[Available records Boundary: Start]

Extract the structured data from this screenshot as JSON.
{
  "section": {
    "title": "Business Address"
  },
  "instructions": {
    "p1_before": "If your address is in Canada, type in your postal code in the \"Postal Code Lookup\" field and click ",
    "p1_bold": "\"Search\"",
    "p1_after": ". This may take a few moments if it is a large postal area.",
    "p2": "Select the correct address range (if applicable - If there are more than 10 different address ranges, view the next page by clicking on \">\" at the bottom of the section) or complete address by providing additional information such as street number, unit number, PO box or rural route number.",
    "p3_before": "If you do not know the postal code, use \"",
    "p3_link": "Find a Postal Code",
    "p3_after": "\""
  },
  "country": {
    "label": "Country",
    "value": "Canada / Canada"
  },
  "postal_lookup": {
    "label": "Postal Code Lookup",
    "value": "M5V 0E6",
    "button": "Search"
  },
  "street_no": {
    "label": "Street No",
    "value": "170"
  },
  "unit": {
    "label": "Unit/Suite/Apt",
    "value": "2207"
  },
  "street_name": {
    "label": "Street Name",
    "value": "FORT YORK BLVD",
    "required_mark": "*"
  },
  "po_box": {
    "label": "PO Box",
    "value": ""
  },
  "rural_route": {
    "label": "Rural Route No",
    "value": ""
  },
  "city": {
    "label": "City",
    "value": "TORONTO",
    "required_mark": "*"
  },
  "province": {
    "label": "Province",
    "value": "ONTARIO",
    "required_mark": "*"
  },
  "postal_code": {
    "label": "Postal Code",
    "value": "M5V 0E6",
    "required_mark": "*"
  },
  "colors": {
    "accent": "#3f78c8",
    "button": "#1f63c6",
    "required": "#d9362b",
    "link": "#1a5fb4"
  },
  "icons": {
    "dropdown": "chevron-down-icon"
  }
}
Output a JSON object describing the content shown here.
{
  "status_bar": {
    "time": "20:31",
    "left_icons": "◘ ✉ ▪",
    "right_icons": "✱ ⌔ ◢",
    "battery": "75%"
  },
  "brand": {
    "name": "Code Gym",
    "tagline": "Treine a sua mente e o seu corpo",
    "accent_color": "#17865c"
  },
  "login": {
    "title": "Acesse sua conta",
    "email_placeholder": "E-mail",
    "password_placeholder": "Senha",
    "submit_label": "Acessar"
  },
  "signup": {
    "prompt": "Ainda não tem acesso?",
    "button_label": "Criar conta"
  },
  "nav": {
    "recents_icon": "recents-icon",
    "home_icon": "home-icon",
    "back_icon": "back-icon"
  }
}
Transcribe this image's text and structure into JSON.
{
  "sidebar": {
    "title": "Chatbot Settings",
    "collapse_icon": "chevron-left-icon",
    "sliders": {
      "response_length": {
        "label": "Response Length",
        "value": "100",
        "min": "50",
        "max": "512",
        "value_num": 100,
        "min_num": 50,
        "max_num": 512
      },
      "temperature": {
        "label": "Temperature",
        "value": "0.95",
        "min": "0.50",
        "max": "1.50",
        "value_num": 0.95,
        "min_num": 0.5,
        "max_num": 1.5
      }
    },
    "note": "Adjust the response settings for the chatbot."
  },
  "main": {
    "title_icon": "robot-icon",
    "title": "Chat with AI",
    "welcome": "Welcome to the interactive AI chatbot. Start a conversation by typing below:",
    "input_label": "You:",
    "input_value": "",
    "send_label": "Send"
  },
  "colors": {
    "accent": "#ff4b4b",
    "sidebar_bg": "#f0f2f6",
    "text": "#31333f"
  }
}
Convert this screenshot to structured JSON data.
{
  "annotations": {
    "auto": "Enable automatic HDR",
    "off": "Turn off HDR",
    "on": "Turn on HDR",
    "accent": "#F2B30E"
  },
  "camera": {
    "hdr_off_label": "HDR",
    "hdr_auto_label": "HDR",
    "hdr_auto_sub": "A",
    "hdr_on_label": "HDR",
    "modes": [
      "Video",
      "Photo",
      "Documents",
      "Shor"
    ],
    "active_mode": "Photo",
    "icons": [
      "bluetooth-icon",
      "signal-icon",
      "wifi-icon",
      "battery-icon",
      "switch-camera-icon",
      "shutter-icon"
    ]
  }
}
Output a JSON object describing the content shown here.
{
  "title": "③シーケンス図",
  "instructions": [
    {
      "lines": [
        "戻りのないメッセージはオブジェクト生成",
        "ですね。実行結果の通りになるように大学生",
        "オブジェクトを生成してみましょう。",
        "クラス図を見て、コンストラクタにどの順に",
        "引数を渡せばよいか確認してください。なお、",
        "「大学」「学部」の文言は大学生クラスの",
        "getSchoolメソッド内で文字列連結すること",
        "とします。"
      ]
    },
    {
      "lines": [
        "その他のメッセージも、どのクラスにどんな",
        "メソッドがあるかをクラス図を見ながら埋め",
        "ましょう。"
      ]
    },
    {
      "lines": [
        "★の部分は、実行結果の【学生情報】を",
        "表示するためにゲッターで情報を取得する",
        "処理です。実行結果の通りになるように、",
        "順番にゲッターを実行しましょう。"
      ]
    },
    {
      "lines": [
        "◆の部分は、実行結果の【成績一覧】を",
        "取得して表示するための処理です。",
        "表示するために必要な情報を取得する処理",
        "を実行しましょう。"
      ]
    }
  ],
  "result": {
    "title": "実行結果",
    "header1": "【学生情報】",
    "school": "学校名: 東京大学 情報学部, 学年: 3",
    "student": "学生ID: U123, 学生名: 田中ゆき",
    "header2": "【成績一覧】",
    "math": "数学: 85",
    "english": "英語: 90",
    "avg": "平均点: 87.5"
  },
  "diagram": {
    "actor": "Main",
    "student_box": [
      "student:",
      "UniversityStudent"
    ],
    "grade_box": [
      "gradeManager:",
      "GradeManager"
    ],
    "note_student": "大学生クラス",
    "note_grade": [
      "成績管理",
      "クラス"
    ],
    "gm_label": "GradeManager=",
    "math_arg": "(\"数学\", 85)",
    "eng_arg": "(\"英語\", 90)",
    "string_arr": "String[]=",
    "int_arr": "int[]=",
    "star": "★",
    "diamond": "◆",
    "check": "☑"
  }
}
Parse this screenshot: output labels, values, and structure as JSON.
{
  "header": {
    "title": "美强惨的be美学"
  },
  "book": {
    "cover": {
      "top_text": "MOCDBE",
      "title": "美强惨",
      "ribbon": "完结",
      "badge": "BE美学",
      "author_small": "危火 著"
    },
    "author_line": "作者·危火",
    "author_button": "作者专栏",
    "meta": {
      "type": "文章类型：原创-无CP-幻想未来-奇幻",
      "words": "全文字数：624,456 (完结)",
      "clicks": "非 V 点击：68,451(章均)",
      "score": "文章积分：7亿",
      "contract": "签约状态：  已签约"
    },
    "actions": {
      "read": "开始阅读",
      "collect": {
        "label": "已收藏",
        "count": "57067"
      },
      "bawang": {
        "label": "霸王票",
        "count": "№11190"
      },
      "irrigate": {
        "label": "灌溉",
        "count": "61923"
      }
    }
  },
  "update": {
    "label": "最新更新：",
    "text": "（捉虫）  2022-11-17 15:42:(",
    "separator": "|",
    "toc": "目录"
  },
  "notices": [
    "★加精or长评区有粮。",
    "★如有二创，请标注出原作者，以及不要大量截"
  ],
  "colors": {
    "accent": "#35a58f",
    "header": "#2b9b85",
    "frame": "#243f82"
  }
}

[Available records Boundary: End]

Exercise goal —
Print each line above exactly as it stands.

Answer section —
Extract the structured data from this screenshot as JSON.
{
  "section": {
    "title": "Business Address"
  },
  "instructions": {
    "p1_before": "If your address is in Canada, type in your postal code in the \"Postal Code Lookup\" field and click ",
    "p1_bold": "\"Search\"",
    "p1_after": ". This may take a few moments if it is a large postal area.",
    "p2": "Select the correct address range (if applicable - If there are more than 10 different address ranges, view the next page by clicking on \">\" at the bottom of the section) or complete address by providing additional information such as street number, unit number, PO box or rural route number.",
    "p3_before": "If you do not know the postal code, use \"",
    "p3_link": "Find a Postal Code",
    "p3_after": "\""
  },
  "country": {
    "label": "Country",
    "value": "Canada / Canada"
  },
  "postal_lookup": {
    "label": "Postal Code Lookup",
    "value": "M5V 0E6",
    "button": "Search"
  },
  "street_no": {
    "label": "Street No",
    "value": "170"
  },
  "unit": {
    "label": "Unit/Suite/Apt",
    "value": "2207"
  },
  "street_name": {
    "label": "Street Name",
    "value": "FORT YORK BLVD",
    "required_mark": "*"
  },
  "po_box": {
    "label": "PO Box",
    "value": ""
  },
  "rural_route": {
    "label": "Rural Route No",
    "value": ""
  },
  "city": {
    "label": "City",
    "value": "TORONTO",
    "required_mark": "*"
  },
  "province": {
    "label": "Province",
    "value": "ONTARIO",
    "required_mark": "*"
  },
  "postal_code": {
    "label": "Postal Code",
    "value": "M5V 0E6",
    "required_mark": "*"
  },
  "colors": {
    "accent": "#3f78c8",
    "button": "#1f63c6",
    "required": "#d9362b",
    "link": "#1a5fb4"
  },
  "icons": {
    "dropdown": "chevron-down-icon"
  }
}
Output a JSON object describing the content shown here.
{
  "status_bar": {
    "time": "20:31",
    "left_icons": "◘ ✉ ▪",
    "right_icons": "✱ ⌔ ◢",
    "battery": "75%"
  },
  "brand": {
    "name": "Code Gym",
    "tagline": "Treine a sua mente e o seu corpo",
    "accent_color": "#17865c"
  },
  "login": {
    "title": "Acesse sua conta",
    "email_placeholder": "E-mail",
    "password_placeholder": "Senha",
    "submit_label": "Acessar"
  },
  "signup": {
    "prompt": "Ainda não tem acesso?",
    "button_label": "Criar conta"
  },
  "nav": {
    "recents_icon": "recents-icon",
    "home_icon": "home-icon",
    "back_icon": "back-icon"
  }
}
Transcribe this image's text and structure into JSON.
{
  "sidebar": {
    "title": "Chatbot Settings",
    "collapse_icon": "chevron-left-icon",
    "sliders": {
      "response_length": {
        "label": "Response Length",
        "value": "100",
        "min": "50",
        "max": "512",
        "value_num": 100,
        "min_num": 50,
        "max_num": 512
      },
      "temperature": {
        "label": "Temperature",
        "value": "0.95",
        "min": "0.50",
        "max": "1.50",
        "value_num": 0.95,
        "min_num": 0.5,
        "max_num": 1.5
      }
    },
    "note": "Adjust the response settings for the chatbot."
  },
  "main": {
    "title_icon": "robot-icon",
    "title": "Chat with AI",
    "welcome": "Welcome to the interactive AI chatbot. Start a conversation by typing below:",
    "input_label": "You:",
    "input_value": "",
    "send_label": "Send"
  },
  "colors": {
    "accent": "#ff4b4b",
    "sidebar_bg": "#f0f2f6",
    "text": "#31333f"
  }
}
Convert this screenshot to structured JSON data.
{
  "annotations": {
    "auto": "Enable automatic HDR",
    "off": "Turn off HDR",
    "on": "Turn on HDR",
    "accent": "#F2B30E"
  },
  "camera": {
    "hdr_off_label": "HDR",
    "hdr_auto_label": "HDR",
    "hdr_auto_sub": "A",
    "hdr_on_label": "HDR",
    "modes": [
      "Video",
      "Photo",
      "Documents",
      "Shor"
    ],
    "active_mode": "Photo",
    "icons": [
      "bluetooth-icon",
      "signal-icon",
      "wifi-icon",
      "battery-icon",
      "switch-camera-icon",
      "shutter-icon"
    ]
  }
}
Output a JSON object describing the content shown here.
{
  "title": "③シーケンス図",
  "instructions": [
    {
      "lines": [
        "戻りのないメッセージはオブジェクト生成",
        "ですね。実行結果の通りになるように大学生",
        "オブジェクトを生成してみましょう。",
        "クラス図を見て、コンストラクタにどの順に",
        "引数を渡せばよいか確認してください。なお、",
        "「大学」「学部」の文言は大学生クラスの",
        "getSchoolメソッド内で文字列連結すること",
        "とします。"
      ]
    },
    {
      "lines": [
        "その他のメッセージも、どのクラスにどんな",
        "メソッドがあるかをクラス図を見ながら埋め",
        "ましょう。"
      ]
    },
    {
      "lines": [
        "★の部分は、実行結果の【学生情報】を",
        "表示するためにゲッターで情報を取得する",
        "処理です。実行結果の通りになるように、",
        "順番にゲッターを実行しましょう。"
      ]
    },
    {
      "lines": [
        "◆の部分は、実行結果の【成績一覧】を",
        "取得して表示するための処理です。",
        "表示するために必要な情報を取得する処理",
        "を実行しましょう。"
      ]
    }
  ],
  "result": {
    "title": "実行結果",
    "header1": "【学生情報】",
    "school": "学校名: 東京大学 情報学部, 学年: 3",
    "student": "学生ID: U123, 学生名: 田中ゆき",
    "header2": "【成績一覧】",
    "math": "数学: 85",
    "english": "英語: 90",
    "avg": "平均点: 87.5"
  },
  "diagram": {
    "actor": "Main",
    "student_box": [
      "student:",
      "UniversityStudent"
    ],
    "grade_box": [
      "gradeManager:",
      "GradeManager"
    ],
    "note_student": "大学生クラス",
    "note_grade": [
      "成績管理",
      "クラス"
    ],
    "gm_label": "GradeManager=",
    "math_arg": "(\"数学\", 85)",
    "eng_arg": "(\"英語\", 90)",
    "string_arr": "String[]=",
    "int_arr": "int[]=",
    "star": "★",
    "diamond": "◆",
    "check": "☑"
  }
}
Parse this screenshot: output labels, values, and structure as JSON.
{
  "header": {
    "title": "美强惨的be美学"
  },
  "book": {
    "cover": {
      "top_text": "MOCDBE",
      "title": "美强惨",
      "ribbon": "完结",
      "badge": "BE美学",
      "author_small": "危火 著"
    },
    "author_line": "作者·危火",
    "author_button": "作者专栏",
    "meta": {
      "type": "文章类型：原创-无CP-幻想未来-奇幻",
      "words": "全文字数：624,456 (完结)",
      "clicks": "非 V 点击：68,451(章均)",
      "score": "文章积分：7亿",
      "contract": "签约状态：  已签约"
    },
    "actions": {
      "read": "开始阅读",
      "collect": {
        "label": "已收藏",
        "count": "57067"
      },
      "bawang": {
        "label": "霸王票",
        "count": "№11190"
      },
      "irrigate": {
        "label": "灌溉",
        "count": "61923"
      }
    }
  },
  "update": {
    "label": "最新更新：",
    "text": "（捉虫）  2022-11-17 15:42:(",
    "separator": "|",
    "toc": "目录"
  },
  "notices": [
    "★加精or长评区有粮。",
    "★如有二创，请标注出原作者，以及不要大量截"
  ],
  "colors": {
    "accent": "#35a58f",
    "header": "#2b9b85",
    "frame": "#243f82"
  }
}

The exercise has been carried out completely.